In Art Unlimited, the hangarlike hall used for oversized projects, check out Dan Flavin's whole-room installation of six arcs of fluorescent light tubes (9), which hasn't been displayed since a retrospective at the National Gallery of Canada in 1969, the year it was made. It's from New York dealer David Zwirner, who in his booth has pieces from the Helga and Walther Lauffs collection, including Yves Klein's 1960 Anthropometrie (ANT 110) and Lucio Fontana's 1962 Concetto spaziale.
Basel changes its tried and true formula ever slightly each year. New for 2010 is Art Feature, 20 booths displaying single or pairs of artists who need not be young (unlike in the Art Statements section, where the Los Angeles gallery David Kordansky will have a new installation by Rashid Johnson). First timer Alexander Gray, of New York, is bringing work by Jack Whitten, who has been painting since the 1960s. Another innovation is Art Parcours, curated by Jens Hoffman, featuring one night of site-specific installations and performances around town.

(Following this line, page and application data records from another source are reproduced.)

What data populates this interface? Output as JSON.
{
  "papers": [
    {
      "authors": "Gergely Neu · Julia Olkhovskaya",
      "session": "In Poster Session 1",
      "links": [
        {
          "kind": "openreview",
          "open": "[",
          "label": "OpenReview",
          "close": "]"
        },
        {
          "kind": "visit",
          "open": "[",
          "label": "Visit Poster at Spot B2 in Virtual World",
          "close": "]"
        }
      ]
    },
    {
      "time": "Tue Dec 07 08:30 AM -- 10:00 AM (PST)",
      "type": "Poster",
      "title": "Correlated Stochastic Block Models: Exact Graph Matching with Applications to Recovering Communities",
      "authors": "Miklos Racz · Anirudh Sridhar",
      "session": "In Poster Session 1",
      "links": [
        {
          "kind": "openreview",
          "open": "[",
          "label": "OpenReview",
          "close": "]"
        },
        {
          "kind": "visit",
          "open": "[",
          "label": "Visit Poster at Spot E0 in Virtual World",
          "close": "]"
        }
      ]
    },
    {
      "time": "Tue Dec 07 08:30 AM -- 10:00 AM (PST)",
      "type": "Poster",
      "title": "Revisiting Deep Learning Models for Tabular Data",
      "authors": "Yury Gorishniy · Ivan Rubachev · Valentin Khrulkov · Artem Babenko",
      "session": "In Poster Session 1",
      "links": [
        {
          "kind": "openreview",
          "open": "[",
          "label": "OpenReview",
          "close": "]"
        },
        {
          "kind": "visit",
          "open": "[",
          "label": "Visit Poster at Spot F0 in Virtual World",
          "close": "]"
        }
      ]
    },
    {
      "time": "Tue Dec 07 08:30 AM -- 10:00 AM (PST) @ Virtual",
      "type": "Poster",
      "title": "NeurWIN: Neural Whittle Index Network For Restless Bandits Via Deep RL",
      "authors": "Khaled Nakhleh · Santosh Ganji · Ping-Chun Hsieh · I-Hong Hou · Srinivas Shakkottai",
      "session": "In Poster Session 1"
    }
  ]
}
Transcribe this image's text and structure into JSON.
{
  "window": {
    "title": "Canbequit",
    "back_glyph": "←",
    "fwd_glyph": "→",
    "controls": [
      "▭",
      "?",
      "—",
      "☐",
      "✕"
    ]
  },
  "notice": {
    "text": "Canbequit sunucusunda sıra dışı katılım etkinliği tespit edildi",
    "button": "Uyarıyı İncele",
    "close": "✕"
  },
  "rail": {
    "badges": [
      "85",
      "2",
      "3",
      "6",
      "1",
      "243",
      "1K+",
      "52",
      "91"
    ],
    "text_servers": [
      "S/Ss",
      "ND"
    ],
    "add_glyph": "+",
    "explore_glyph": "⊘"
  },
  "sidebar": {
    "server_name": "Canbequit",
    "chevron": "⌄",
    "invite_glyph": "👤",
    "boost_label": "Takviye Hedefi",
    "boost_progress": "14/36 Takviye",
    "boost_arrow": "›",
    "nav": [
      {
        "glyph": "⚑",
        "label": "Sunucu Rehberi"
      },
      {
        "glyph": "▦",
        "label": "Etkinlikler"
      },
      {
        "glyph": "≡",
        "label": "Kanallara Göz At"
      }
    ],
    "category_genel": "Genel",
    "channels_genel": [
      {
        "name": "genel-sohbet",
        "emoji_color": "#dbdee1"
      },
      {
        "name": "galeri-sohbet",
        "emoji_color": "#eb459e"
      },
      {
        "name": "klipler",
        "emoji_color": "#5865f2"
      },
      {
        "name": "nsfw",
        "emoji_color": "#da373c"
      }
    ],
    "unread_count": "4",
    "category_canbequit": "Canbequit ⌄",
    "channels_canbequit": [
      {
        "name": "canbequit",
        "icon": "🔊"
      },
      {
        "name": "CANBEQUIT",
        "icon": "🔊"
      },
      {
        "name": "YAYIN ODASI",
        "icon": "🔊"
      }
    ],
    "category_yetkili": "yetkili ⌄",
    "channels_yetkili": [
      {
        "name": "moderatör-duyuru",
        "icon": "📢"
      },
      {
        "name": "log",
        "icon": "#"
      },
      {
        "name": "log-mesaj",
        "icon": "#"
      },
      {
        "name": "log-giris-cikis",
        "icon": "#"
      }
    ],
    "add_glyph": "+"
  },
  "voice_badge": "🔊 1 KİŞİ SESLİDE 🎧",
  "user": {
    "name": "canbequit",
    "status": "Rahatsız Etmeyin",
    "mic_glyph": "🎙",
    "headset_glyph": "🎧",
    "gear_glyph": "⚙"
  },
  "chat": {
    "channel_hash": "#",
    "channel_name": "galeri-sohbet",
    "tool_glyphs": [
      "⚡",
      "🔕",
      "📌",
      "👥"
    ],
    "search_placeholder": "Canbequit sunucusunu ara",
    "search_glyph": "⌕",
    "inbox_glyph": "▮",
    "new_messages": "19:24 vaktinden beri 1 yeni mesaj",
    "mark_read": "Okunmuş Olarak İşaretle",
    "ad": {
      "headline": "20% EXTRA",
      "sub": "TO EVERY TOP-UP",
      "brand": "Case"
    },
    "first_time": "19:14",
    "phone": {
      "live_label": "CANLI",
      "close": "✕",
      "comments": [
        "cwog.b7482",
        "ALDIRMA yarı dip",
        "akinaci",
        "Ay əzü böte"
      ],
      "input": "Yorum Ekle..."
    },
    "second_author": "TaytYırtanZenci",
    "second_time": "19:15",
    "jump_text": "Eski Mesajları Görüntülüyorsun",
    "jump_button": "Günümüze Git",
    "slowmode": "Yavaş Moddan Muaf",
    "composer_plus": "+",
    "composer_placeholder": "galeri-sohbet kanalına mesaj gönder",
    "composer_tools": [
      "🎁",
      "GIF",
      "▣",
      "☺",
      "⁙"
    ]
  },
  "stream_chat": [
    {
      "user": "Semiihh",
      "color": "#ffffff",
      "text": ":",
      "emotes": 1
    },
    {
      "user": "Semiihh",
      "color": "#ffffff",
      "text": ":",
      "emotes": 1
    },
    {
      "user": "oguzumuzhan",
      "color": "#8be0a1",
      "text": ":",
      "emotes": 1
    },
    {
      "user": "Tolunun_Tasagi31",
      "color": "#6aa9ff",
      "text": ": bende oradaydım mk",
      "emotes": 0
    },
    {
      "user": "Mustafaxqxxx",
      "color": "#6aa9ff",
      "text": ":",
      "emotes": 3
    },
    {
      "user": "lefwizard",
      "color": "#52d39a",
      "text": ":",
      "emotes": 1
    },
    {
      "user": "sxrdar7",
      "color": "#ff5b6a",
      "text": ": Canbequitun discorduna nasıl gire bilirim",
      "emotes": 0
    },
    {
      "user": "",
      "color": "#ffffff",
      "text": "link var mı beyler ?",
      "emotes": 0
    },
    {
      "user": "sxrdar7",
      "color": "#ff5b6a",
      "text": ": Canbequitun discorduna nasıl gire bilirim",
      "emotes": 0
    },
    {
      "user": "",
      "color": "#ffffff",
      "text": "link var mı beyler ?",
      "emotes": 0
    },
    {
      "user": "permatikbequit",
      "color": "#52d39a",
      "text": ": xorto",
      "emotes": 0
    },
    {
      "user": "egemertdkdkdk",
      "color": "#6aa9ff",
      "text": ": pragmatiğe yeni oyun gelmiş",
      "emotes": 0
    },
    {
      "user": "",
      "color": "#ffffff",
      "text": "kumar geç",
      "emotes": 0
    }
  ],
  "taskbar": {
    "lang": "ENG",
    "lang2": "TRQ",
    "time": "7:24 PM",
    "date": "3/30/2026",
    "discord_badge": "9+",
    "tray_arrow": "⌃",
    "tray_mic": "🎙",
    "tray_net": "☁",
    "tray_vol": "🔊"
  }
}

Brussels dealer and fair participant Rodolphe Janssen encapsulates Art Basel's appeal: "It's not about parties, like Art Basel Miami Beach; it's not about hedge-fund managers, like Frieze; it's not about chic, like FIAC. The location is not convenient-there aren't enough good hotels and there are no major airports. It's a place for art lovers."